“If the direction of current policies remains the same,” notes one 2016 report on the matter,
then estimates suggest that by 2030, the number of overweight and obese people will have increased from 1.33 billion in 2005 to 3.28 billion, around one third of the projected global population. This is a major concern as no country to date has successfully reversed growth in obesity once it has been allowed to develop.
This has a major impact on the health of our environment, as well.
The rapidly increasing production and consumption of ultraprocessed food and drink products, which is contributing to climate disruption and also to pollution, degradation and depletion of air, land, water and sources of energy, is in itself now a world crisis to be confronted, checked and reversed.
So yes, it’s a pretty big problem, especially when you consider the marketing practices of companies that push processed foods as healthful and convenient and tasty, as well as dietary guidelines that not only don’t distinguish between organic and nonorganic foods, but also consider fresh chicken in the same category as chicken nuggets or whole grains in the same category as cookies or sugary cereals.
It sure can seem overwhelming, but the best approach to escaping this dire consequence begins with the small choices you make every day – at the grocery store, out to dinner, and in your home.
Remember that the simple hallmarks of good health include consuming unprocessed whole foods, avoiding GMOs, and eating organic whenever possible.

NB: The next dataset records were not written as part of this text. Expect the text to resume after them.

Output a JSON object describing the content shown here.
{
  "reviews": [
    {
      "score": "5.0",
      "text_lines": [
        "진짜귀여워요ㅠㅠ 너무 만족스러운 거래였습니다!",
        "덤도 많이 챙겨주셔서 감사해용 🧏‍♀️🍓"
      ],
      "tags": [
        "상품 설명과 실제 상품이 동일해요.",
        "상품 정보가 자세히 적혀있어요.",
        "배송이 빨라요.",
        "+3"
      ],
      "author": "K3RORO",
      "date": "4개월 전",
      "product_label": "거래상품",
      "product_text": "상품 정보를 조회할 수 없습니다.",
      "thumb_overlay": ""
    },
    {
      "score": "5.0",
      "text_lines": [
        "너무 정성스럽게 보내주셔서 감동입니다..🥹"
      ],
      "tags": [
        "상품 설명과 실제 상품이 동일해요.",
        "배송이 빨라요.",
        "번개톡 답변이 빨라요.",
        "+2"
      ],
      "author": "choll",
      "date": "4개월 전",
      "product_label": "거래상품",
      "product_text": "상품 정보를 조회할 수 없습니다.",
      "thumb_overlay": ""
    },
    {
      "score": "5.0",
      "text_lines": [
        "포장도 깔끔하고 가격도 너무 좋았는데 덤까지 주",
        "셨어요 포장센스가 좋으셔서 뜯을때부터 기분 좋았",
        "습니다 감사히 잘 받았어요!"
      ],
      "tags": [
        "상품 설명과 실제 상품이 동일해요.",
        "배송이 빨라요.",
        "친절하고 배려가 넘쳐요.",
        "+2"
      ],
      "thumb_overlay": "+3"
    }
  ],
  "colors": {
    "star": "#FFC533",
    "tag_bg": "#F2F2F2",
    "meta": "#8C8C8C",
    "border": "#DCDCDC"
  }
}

When it comes to minimally processed foods, such as dairy products or proteins, again do your best to source local and organic.
Most important, find and develop a healthful diet that works for you. While it is about avoiding ultraprocessed and refined foods such as starch or sugar, it’s not necessarily about keto or paleo or low carb. Healthy eating has a lot more to do with embracing whole foods and avoiding the processed products that may look and claim to be just as healthful, but sure aren’t.